• _ACTIVITY_
For the data below, tally how many lines contain "JSON" and answer only with that tally.

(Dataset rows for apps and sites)
+---+
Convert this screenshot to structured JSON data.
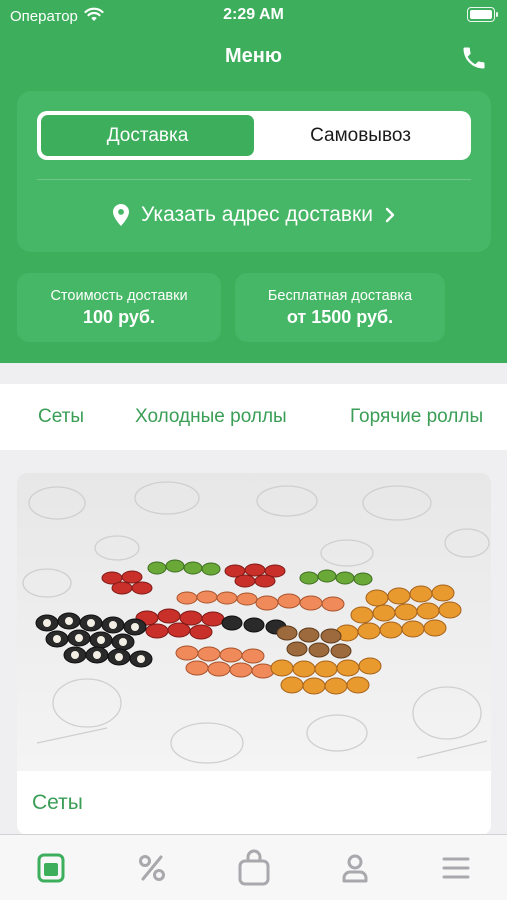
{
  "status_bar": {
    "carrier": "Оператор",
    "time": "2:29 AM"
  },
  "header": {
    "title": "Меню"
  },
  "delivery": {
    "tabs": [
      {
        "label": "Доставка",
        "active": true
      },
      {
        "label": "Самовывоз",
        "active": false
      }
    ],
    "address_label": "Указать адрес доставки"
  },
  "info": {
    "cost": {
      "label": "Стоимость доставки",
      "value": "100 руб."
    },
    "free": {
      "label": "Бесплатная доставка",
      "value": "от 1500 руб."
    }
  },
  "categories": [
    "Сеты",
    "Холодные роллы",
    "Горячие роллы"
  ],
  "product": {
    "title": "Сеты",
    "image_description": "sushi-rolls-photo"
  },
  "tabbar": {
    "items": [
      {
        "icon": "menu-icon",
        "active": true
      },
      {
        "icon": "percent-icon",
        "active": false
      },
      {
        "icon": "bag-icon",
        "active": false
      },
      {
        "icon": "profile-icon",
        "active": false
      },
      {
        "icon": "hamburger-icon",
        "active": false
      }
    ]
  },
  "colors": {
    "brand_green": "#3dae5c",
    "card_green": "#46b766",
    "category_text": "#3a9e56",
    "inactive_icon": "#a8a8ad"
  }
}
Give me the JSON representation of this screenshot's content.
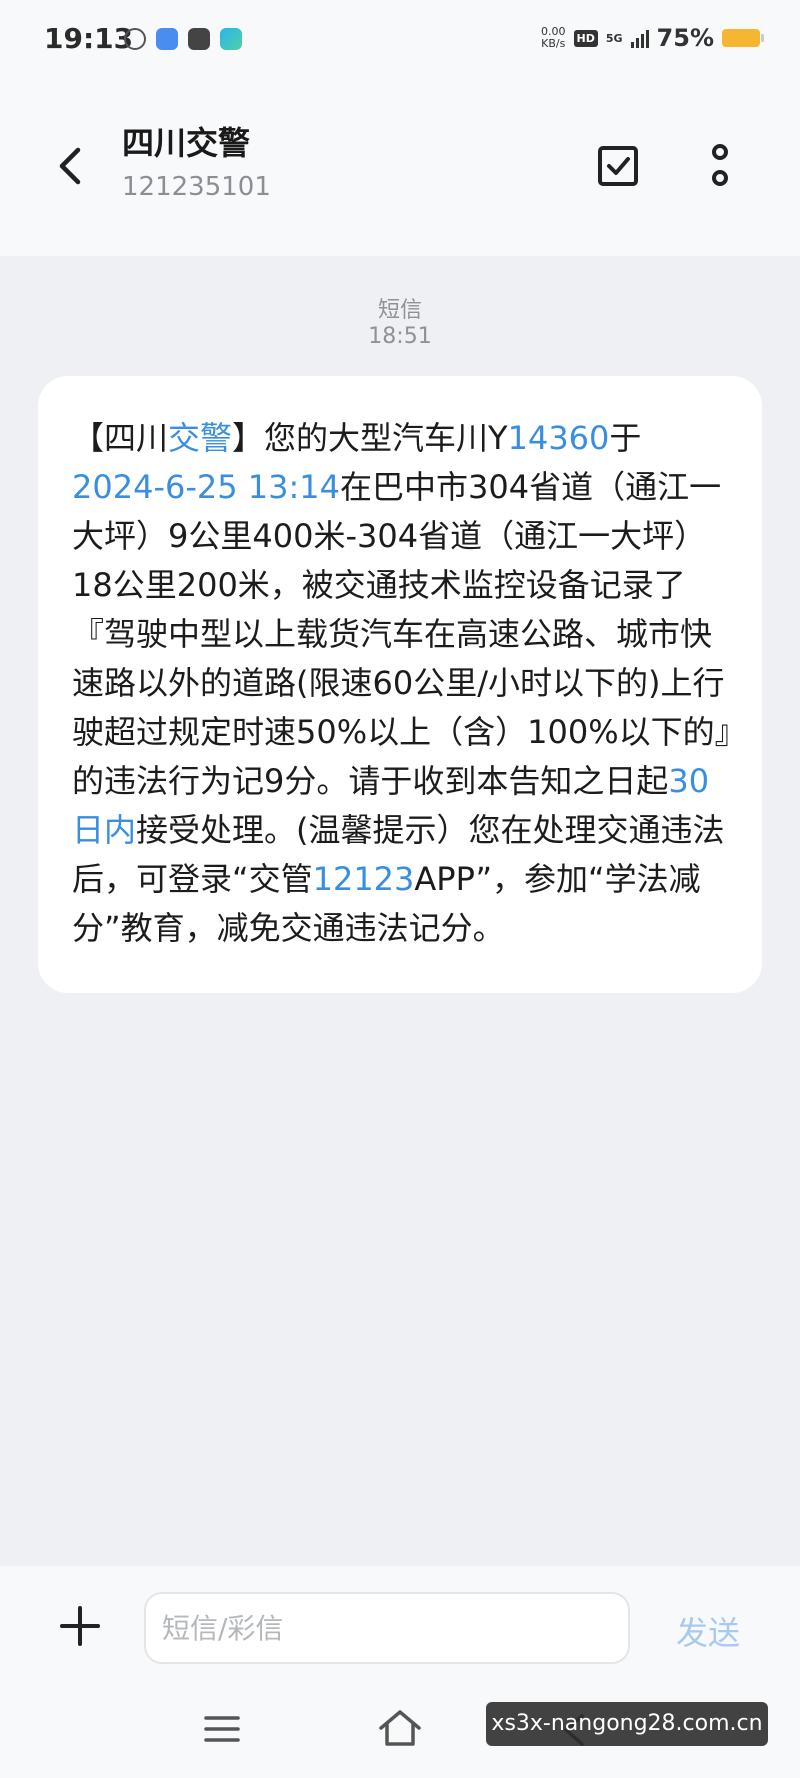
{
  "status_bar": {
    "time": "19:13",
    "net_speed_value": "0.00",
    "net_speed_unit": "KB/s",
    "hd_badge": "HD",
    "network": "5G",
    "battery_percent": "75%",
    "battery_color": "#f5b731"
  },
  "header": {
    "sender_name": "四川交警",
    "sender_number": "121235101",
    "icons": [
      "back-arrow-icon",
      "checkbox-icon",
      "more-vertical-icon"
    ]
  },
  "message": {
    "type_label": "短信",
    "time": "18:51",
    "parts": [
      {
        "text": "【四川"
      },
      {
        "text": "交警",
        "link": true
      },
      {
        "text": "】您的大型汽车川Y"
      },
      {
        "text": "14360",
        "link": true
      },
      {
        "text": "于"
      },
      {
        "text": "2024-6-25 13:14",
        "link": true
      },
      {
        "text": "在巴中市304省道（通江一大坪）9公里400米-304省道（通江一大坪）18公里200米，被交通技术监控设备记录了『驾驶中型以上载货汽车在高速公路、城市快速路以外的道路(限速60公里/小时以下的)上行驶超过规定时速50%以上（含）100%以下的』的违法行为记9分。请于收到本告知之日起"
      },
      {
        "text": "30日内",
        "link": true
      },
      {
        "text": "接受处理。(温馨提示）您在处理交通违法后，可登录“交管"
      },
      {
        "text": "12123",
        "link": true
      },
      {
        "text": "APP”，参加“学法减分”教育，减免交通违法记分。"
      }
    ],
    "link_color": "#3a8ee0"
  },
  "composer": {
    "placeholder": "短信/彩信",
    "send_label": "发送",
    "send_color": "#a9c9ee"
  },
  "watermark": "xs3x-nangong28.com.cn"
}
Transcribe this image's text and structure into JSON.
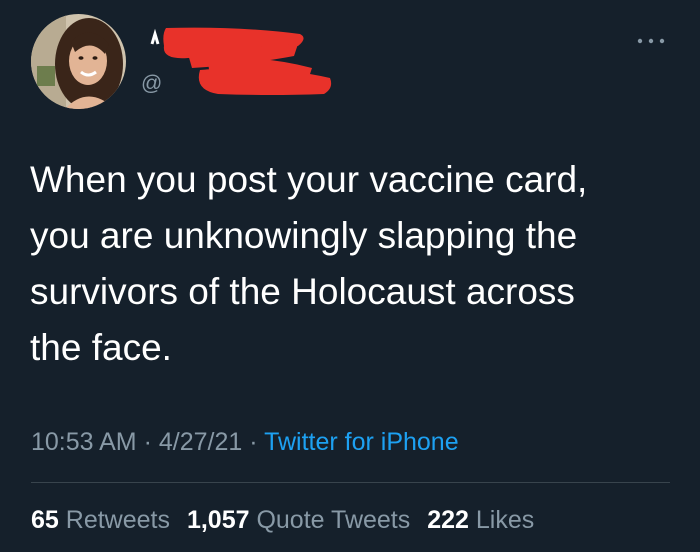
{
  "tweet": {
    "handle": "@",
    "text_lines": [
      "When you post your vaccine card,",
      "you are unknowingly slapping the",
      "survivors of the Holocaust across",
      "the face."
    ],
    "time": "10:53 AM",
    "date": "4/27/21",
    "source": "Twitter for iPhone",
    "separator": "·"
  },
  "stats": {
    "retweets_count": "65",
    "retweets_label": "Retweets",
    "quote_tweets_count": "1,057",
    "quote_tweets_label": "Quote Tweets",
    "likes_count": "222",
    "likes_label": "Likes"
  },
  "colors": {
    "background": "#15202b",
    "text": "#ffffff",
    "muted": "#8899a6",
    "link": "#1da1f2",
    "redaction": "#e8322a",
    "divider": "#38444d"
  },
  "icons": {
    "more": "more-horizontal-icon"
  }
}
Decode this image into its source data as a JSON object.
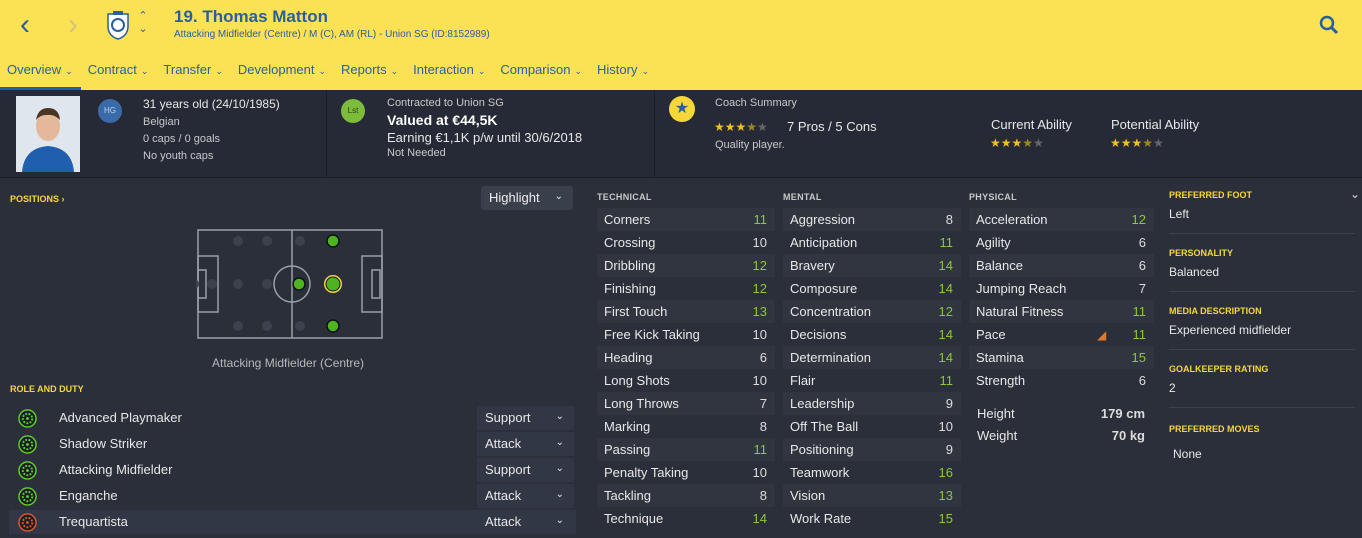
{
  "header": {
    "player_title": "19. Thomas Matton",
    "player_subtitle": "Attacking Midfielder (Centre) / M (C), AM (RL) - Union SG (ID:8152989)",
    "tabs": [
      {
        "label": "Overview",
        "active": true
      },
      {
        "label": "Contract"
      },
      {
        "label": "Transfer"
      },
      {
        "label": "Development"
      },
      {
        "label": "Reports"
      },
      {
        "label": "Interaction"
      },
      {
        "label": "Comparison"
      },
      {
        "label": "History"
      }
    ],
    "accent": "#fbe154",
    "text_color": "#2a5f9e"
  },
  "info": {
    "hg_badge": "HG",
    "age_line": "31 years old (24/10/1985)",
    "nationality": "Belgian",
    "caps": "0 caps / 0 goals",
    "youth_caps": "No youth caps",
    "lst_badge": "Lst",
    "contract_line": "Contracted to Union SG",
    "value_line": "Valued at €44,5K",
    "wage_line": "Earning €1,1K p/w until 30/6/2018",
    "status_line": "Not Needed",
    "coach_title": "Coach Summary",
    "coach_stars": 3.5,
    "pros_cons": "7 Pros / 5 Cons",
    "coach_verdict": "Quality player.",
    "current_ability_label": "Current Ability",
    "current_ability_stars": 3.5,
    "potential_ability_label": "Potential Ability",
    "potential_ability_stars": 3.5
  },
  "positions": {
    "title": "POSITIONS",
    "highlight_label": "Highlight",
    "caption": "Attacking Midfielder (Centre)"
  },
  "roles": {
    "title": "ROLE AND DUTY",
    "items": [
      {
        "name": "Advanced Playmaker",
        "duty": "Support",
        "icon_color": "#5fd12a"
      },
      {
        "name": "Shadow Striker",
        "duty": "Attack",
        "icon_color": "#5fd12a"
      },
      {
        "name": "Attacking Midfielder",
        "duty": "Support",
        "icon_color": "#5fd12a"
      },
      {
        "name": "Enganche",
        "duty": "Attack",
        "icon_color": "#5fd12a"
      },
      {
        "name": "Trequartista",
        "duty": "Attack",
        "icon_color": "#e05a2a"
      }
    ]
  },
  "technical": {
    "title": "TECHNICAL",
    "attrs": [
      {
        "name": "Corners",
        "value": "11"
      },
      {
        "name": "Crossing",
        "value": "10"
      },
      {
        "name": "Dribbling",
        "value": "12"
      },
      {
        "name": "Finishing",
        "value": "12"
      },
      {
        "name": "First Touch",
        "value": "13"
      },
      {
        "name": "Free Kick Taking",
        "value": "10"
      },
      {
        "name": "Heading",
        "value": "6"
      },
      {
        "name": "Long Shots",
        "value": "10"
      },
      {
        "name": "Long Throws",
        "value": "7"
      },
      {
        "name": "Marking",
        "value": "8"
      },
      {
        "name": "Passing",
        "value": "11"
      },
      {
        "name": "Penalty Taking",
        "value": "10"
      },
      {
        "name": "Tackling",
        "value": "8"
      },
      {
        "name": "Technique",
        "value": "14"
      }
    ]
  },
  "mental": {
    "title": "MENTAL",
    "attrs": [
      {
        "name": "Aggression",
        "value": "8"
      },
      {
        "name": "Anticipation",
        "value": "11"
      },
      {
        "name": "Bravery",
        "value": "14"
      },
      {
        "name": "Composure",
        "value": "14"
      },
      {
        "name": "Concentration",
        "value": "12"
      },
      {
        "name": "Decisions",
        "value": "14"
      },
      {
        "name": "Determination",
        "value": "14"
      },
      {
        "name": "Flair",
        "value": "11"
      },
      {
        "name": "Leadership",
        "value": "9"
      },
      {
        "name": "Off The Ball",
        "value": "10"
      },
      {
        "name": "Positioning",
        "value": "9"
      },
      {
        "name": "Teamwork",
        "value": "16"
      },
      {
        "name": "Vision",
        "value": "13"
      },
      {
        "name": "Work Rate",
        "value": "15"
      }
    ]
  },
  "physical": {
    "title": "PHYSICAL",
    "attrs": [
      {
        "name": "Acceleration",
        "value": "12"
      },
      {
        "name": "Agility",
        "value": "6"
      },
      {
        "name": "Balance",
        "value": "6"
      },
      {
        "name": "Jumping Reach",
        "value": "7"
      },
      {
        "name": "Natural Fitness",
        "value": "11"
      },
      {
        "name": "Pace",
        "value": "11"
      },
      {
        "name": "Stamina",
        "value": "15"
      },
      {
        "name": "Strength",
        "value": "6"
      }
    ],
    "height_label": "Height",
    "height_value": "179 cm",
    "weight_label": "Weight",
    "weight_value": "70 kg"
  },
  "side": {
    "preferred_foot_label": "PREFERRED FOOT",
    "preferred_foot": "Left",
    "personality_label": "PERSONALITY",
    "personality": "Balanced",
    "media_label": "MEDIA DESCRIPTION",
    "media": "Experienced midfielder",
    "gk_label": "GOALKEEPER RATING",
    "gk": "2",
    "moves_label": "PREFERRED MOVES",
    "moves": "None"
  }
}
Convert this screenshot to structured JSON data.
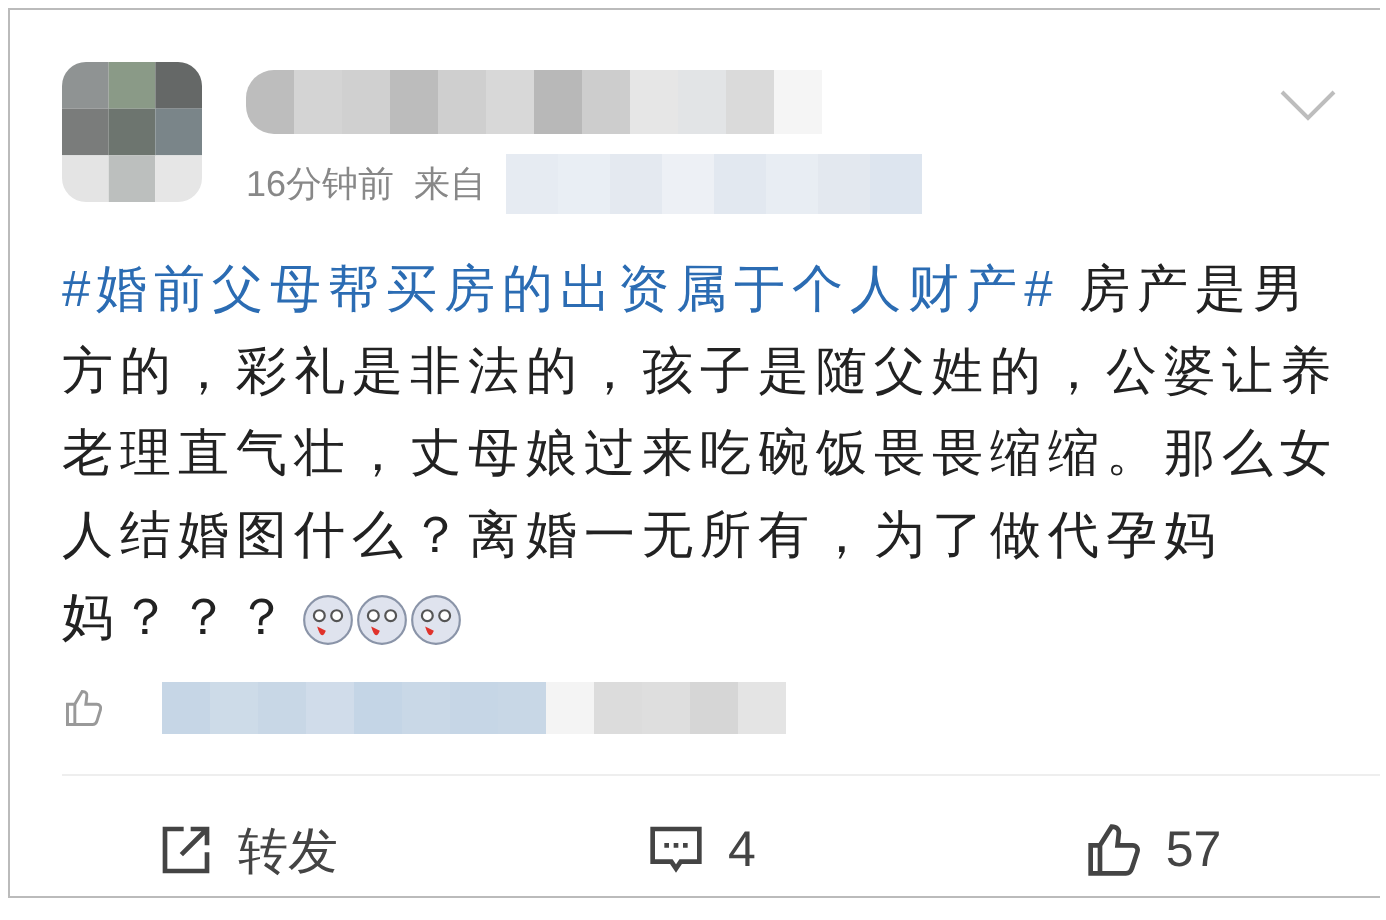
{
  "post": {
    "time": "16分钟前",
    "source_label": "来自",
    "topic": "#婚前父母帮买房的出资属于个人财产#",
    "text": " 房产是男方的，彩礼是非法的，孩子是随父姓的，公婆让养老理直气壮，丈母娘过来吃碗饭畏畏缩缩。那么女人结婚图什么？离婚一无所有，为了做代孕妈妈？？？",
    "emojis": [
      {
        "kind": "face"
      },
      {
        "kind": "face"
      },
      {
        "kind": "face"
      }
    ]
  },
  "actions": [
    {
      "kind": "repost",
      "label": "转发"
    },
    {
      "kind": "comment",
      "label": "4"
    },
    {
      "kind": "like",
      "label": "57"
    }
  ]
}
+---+
• _EXERCISE OUTPUT_
5